Loved the books in this series and I was sooo excited to know that there would be a story from Rebecca’s perspective. I preordered and just finished reading the book and WOW. This book did not disappoint. I love Sabine and Rebecca and have to agree with the previous reviews. This book brings so much clarity while beautifully reeling us in to Rebecca’s obstacles to be with the woman she loves. I would recommend anyone who has read the 3 books to also read this one. To Ms. Noyes, Ask, Tell was the first book of yours, and everyone after, has been truly a joy. Thank you for bringing this and hopefully, if you can, this won’t be the last we see of Sabine and Rebecca. Maybe a where are they now years later 🤔 😉
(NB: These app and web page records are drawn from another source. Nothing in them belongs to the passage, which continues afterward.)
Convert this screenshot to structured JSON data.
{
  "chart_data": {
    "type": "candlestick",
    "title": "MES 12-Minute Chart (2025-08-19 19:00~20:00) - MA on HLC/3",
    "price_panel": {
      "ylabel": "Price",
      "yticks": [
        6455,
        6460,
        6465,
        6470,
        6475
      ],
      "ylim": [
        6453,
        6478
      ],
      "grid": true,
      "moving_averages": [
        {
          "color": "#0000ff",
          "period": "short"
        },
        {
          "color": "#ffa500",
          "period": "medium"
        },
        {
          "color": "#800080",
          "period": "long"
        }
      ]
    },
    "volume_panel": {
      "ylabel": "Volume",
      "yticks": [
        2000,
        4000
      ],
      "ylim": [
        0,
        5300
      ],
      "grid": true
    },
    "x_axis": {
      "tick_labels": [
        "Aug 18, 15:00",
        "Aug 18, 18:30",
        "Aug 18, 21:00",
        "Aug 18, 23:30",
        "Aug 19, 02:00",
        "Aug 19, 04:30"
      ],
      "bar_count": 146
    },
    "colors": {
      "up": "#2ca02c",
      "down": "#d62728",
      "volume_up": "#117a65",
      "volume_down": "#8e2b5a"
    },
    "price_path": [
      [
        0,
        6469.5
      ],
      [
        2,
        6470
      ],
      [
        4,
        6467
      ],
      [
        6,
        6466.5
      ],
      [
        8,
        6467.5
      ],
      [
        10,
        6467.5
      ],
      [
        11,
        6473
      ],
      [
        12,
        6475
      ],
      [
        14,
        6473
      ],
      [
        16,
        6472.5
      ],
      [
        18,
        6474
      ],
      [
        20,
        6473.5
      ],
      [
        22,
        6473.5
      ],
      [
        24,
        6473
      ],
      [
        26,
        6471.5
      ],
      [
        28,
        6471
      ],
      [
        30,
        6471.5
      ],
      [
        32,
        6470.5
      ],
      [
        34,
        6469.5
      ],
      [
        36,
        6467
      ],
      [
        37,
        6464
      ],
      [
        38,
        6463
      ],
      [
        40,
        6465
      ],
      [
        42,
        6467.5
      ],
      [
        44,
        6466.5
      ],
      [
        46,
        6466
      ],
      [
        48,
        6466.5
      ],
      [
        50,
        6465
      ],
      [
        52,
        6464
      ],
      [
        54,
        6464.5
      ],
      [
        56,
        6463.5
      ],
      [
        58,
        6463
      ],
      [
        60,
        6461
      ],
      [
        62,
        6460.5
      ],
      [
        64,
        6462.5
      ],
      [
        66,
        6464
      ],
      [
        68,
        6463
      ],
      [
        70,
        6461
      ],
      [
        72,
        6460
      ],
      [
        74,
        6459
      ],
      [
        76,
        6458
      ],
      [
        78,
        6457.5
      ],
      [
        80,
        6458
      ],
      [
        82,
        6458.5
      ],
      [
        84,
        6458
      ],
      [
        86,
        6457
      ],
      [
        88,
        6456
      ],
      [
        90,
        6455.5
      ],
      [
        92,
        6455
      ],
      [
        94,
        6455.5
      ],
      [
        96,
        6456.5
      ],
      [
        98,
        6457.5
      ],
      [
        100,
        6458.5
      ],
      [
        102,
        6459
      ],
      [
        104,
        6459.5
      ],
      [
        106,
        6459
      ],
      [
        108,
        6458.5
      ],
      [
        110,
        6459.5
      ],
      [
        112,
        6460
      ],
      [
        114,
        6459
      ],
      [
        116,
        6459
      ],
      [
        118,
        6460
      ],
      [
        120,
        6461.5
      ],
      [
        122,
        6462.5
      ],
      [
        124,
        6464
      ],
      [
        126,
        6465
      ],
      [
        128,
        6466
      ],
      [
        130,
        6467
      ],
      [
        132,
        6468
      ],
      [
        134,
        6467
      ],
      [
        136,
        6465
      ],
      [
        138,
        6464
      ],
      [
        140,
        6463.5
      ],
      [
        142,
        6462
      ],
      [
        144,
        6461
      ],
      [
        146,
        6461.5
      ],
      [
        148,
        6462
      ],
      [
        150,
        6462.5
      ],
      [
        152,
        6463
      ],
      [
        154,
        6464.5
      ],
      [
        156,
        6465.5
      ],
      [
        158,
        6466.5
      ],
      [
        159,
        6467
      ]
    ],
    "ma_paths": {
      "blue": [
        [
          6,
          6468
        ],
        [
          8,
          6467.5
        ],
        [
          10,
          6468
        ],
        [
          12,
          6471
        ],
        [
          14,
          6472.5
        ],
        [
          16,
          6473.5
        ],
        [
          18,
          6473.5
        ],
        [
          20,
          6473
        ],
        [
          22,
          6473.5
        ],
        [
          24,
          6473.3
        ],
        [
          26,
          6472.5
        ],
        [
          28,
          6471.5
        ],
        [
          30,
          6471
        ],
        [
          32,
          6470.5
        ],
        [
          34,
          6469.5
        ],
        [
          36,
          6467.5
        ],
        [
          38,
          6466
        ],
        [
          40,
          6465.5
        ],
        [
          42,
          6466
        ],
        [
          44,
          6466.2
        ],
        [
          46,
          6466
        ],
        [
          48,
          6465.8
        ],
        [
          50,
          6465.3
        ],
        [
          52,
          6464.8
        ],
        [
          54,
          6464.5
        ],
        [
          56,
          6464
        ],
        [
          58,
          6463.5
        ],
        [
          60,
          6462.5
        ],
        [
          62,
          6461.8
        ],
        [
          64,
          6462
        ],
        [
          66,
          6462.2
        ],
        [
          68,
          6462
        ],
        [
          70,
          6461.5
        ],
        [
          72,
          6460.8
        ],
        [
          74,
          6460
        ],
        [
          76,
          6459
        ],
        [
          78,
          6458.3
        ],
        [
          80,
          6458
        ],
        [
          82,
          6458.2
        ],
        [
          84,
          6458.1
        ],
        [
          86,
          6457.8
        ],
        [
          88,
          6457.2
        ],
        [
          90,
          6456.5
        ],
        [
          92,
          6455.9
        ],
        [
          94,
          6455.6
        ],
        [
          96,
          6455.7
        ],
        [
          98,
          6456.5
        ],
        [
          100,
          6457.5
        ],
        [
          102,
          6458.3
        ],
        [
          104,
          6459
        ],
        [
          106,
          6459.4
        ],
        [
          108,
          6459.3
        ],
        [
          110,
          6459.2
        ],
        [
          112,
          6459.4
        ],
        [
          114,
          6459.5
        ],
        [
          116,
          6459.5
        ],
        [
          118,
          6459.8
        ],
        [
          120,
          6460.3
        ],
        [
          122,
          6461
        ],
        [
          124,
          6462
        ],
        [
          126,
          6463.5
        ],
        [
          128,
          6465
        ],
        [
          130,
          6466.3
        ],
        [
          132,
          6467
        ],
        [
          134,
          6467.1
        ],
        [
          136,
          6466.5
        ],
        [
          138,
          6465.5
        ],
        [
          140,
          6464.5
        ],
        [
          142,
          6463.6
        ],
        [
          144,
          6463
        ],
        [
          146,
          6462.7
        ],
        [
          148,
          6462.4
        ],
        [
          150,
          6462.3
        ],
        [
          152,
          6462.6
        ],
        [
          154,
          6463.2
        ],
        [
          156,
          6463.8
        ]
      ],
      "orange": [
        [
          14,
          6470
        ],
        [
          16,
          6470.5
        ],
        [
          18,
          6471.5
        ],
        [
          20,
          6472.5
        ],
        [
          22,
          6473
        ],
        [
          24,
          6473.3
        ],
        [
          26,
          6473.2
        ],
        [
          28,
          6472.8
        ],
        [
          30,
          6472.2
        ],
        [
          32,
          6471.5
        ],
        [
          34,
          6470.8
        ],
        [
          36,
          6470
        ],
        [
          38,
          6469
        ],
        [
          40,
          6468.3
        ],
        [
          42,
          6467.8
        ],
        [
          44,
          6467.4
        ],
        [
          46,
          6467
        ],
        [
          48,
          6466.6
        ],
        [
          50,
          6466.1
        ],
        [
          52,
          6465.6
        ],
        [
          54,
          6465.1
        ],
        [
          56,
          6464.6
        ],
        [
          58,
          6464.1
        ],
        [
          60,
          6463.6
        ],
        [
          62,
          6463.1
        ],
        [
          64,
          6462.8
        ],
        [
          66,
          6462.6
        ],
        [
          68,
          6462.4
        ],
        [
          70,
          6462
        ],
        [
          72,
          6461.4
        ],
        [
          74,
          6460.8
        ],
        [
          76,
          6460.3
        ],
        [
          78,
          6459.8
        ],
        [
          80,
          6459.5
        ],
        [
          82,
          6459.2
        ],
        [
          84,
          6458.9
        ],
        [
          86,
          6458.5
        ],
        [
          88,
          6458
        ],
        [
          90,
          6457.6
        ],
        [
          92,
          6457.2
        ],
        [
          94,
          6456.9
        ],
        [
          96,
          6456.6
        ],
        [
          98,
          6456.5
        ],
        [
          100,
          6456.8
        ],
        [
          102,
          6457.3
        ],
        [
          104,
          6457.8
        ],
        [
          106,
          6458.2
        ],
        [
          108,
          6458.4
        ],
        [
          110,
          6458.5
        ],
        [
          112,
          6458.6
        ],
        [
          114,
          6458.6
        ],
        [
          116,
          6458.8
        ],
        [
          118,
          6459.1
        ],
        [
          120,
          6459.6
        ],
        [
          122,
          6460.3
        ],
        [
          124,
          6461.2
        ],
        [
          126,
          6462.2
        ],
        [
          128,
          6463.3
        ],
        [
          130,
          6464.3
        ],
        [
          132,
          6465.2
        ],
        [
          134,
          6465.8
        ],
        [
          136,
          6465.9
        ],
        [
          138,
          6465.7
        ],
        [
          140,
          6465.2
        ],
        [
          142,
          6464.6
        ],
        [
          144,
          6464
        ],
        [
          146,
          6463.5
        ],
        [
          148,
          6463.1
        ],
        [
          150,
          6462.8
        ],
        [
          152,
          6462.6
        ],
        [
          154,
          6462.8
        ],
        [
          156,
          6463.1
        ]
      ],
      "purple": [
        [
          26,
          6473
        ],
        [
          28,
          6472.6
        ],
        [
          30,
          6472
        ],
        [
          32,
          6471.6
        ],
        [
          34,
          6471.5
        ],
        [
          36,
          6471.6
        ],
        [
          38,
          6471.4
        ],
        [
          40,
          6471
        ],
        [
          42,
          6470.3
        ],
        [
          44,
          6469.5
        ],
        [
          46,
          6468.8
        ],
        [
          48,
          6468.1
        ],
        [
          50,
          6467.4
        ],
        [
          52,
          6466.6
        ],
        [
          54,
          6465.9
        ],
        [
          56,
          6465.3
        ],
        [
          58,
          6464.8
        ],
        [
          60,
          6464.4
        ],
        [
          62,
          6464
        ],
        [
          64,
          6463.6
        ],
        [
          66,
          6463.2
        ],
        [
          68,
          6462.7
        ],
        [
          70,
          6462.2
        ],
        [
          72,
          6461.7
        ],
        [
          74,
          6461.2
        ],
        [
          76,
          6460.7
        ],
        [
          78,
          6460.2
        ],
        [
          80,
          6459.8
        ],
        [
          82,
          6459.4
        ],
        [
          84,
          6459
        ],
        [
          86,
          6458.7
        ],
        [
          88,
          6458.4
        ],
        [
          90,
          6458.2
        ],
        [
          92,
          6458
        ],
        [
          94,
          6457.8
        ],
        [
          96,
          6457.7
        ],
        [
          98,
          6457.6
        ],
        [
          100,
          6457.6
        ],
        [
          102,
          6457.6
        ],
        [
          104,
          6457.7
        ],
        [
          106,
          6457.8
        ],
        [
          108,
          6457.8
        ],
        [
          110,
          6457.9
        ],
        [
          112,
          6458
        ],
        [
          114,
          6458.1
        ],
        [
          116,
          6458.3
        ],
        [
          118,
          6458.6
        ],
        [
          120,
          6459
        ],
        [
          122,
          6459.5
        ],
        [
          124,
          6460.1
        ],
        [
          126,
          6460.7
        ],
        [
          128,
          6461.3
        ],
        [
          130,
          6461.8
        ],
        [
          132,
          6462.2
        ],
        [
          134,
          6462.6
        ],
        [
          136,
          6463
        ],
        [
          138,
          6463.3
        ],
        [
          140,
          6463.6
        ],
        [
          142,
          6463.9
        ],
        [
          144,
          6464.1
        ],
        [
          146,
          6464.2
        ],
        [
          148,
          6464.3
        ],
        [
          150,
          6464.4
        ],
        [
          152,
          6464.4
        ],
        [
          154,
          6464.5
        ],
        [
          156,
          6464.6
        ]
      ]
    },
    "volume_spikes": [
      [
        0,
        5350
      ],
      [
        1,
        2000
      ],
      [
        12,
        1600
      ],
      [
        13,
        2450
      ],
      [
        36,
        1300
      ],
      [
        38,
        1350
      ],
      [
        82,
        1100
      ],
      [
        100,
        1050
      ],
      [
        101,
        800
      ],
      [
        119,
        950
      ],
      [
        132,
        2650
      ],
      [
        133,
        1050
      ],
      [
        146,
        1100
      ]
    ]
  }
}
E. J. Noyes is an insta-buy author for me. This book gives us Ask, Tell from Rebecca’s perspective, and it doesn’t disappoint. We get the story from the start when they first meet, and it carries on up until the events in Ask, Tell. The Ask, Tell parts are fresh and don’t suffer from repetition. At. All.
Wonderful storytelling as ever, from my favourite wlw author.
kendra h. –
We need more! I could read book after book of these characters! If only Ask, Tell and If I Don’t Ask could be combined and made into a movie. I will be rereading these stories forever. E. J. Noyes, well done.
laurie s. –
I just finished reading “If I Don’t Ask”. I’m in a bit of a book hangover. The scenes play on random repeat through my head, fill my heart with emotions, and I know I will need to wait a bit before I can start another book. I’m not ready to say goodbye to this one just yet. I love this story. My only complaint is that E. J. Noyes picks names that could have a few different pronunciations and only shares the correct one in a future book, not when the character is introduced. I found this author by following a different author on Twitter. When Karin Kallmaker mentions and retweets an author, I take it as a warm introduction.